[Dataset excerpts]
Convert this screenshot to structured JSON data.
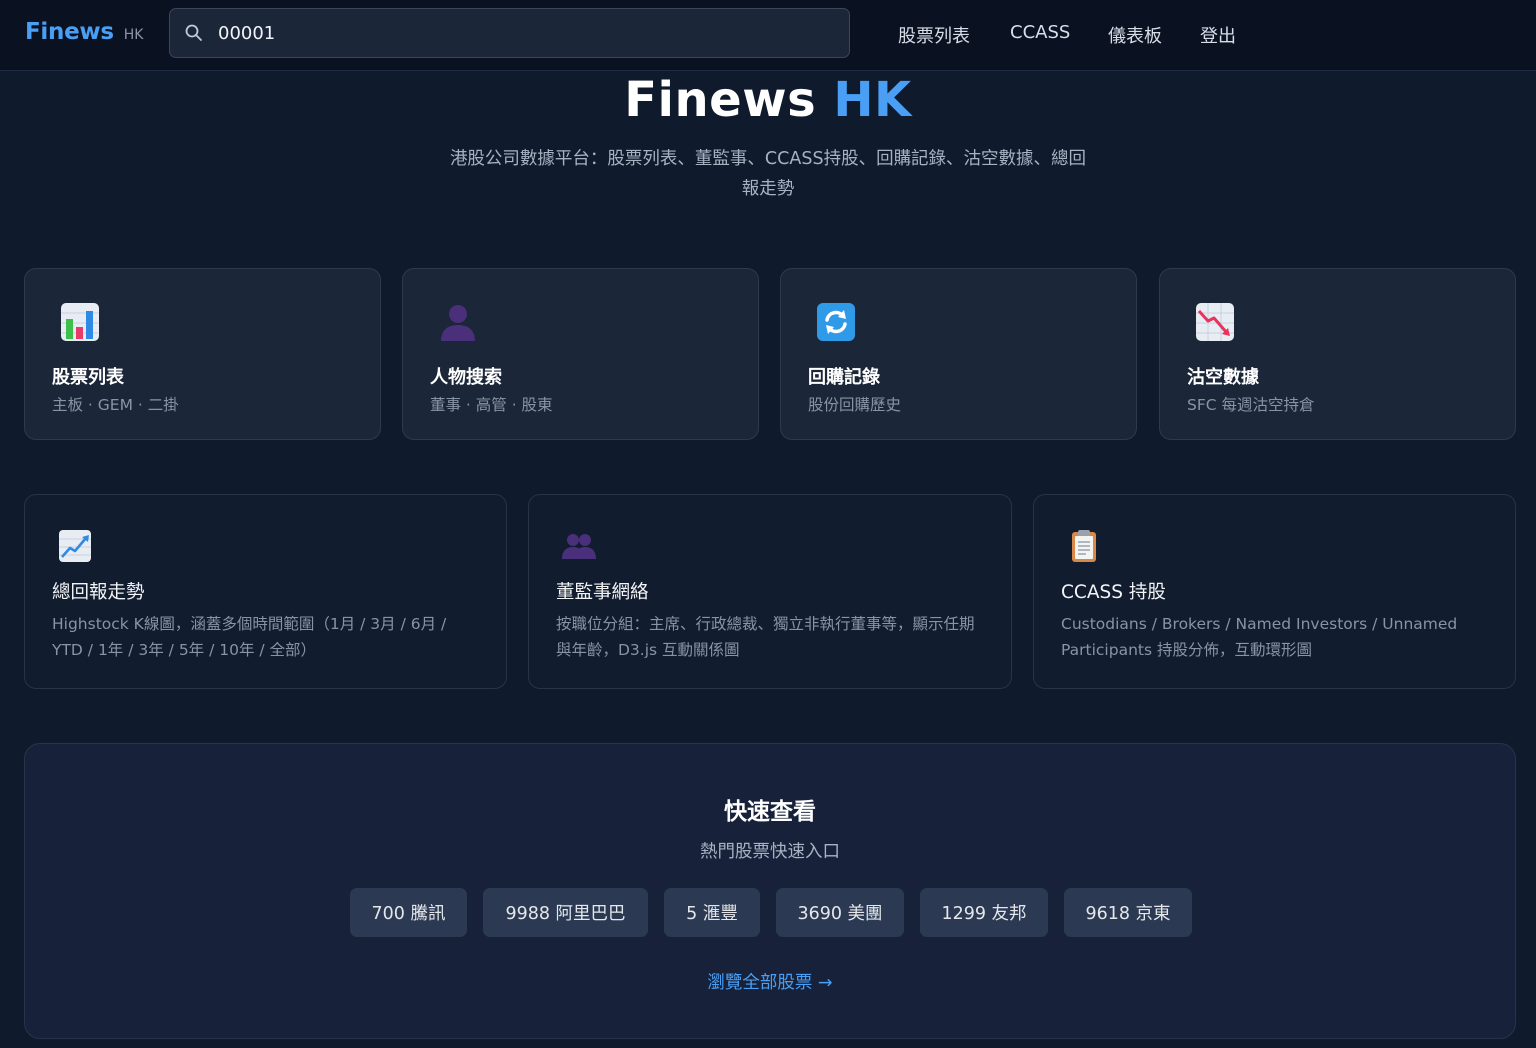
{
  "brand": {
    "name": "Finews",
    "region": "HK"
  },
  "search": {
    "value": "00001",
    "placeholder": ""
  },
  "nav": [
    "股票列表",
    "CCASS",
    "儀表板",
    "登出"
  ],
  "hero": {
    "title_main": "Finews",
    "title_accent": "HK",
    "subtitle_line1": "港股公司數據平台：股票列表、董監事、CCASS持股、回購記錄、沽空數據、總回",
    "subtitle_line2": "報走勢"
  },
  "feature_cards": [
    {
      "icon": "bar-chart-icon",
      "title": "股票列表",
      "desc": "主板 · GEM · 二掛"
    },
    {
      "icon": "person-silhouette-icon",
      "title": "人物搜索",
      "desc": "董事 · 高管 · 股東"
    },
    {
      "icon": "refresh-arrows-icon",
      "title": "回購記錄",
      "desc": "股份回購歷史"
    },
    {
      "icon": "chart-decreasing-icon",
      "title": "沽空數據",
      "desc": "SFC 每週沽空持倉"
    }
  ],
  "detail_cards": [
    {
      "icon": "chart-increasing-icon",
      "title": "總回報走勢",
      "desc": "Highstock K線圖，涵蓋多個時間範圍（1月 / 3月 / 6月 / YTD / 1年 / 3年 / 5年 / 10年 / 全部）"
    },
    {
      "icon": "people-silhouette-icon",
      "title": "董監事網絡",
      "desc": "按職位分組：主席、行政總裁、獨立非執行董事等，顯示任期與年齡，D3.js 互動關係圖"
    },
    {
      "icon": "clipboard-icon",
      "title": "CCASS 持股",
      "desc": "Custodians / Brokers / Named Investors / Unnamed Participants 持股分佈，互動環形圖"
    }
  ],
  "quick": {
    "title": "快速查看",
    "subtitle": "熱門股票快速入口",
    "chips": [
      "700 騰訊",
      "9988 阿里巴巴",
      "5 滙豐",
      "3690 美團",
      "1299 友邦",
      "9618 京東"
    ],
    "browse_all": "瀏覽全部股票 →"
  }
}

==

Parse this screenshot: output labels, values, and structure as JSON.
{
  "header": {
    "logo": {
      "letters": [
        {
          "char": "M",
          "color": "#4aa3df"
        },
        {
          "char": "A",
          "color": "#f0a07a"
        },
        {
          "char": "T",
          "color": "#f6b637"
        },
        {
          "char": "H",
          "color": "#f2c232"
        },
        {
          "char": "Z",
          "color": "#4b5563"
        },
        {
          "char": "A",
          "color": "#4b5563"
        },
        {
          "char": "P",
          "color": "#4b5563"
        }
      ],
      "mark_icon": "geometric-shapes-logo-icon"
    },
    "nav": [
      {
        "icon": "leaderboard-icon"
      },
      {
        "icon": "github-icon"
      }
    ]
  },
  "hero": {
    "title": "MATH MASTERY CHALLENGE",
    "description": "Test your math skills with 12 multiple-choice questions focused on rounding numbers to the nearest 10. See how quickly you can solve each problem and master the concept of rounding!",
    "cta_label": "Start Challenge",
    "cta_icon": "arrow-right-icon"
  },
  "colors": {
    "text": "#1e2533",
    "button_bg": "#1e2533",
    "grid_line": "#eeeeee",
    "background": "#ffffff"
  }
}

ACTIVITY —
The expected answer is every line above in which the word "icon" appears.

YOUR RESPONSE —
      "icon": "bar-chart-icon",
      "icon": "person-silhouette-icon",
      "icon": "refresh-arrows-icon",
      "icon": "chart-decreasing-icon",
      "icon": "chart-increasing-icon",
      "icon": "people-silhouette-icon",
      "icon": "clipboard-icon",
      "mark_icon": "geometric-shapes-logo-icon"
        "icon": "leaderboard-icon"
        "icon": "github-icon"
    "cta_icon": "arrow-right-icon"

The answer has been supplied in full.